[Exercise brief]
The records below must be copied in full; omit the images.

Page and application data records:
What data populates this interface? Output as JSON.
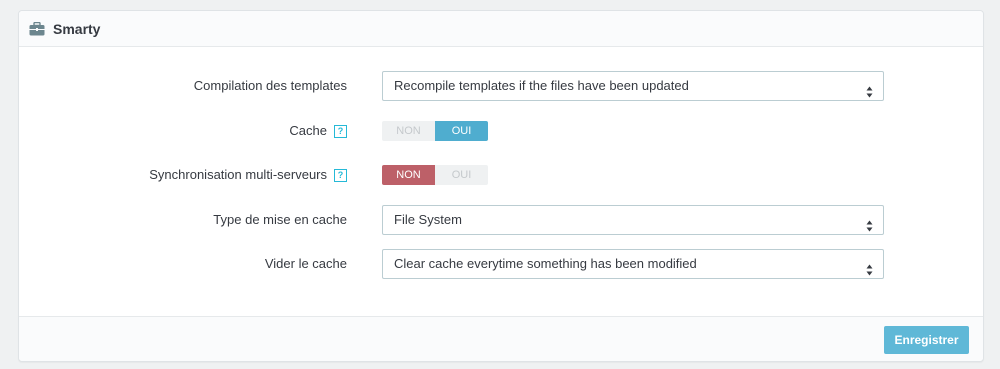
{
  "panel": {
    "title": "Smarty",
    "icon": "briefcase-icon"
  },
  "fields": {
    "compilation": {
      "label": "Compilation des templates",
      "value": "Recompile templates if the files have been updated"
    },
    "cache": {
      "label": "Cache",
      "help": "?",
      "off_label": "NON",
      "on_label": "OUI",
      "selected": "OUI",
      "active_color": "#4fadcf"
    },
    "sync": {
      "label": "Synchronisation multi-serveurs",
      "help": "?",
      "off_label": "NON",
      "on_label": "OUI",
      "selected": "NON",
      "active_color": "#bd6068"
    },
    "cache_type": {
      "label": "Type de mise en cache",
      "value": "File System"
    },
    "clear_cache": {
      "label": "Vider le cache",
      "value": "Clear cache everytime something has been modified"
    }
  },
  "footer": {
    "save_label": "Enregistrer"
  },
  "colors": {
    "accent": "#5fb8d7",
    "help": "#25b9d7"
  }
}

[Solution to the exercise]
What data populates this interface? Output as JSON.
{
  "panel": {
    "title": "Smarty",
    "icon": "briefcase-icon"
  },
  "fields": {
    "compilation": {
      "label": "Compilation des templates",
      "value": "Recompile templates if the files have been updated"
    },
    "cache": {
      "label": "Cache",
      "help": "?",
      "off_label": "NON",
      "on_label": "OUI",
      "selected": "OUI",
      "active_color": "#4fadcf"
    },
    "sync": {
      "label": "Synchronisation multi-serveurs",
      "help": "?",
      "off_label": "NON",
      "on_label": "OUI",
      "selected": "NON",
      "active_color": "#bd6068"
    },
    "cache_type": {
      "label": "Type de mise en cache",
      "value": "File System"
    },
    "clear_cache": {
      "label": "Vider le cache",
      "value": "Clear cache everytime something has been modified"
    }
  },
  "footer": {
    "save_label": "Enregistrer"
  },
  "colors": {
    "accent": "#5fb8d7",
    "help": "#25b9d7"
  }
}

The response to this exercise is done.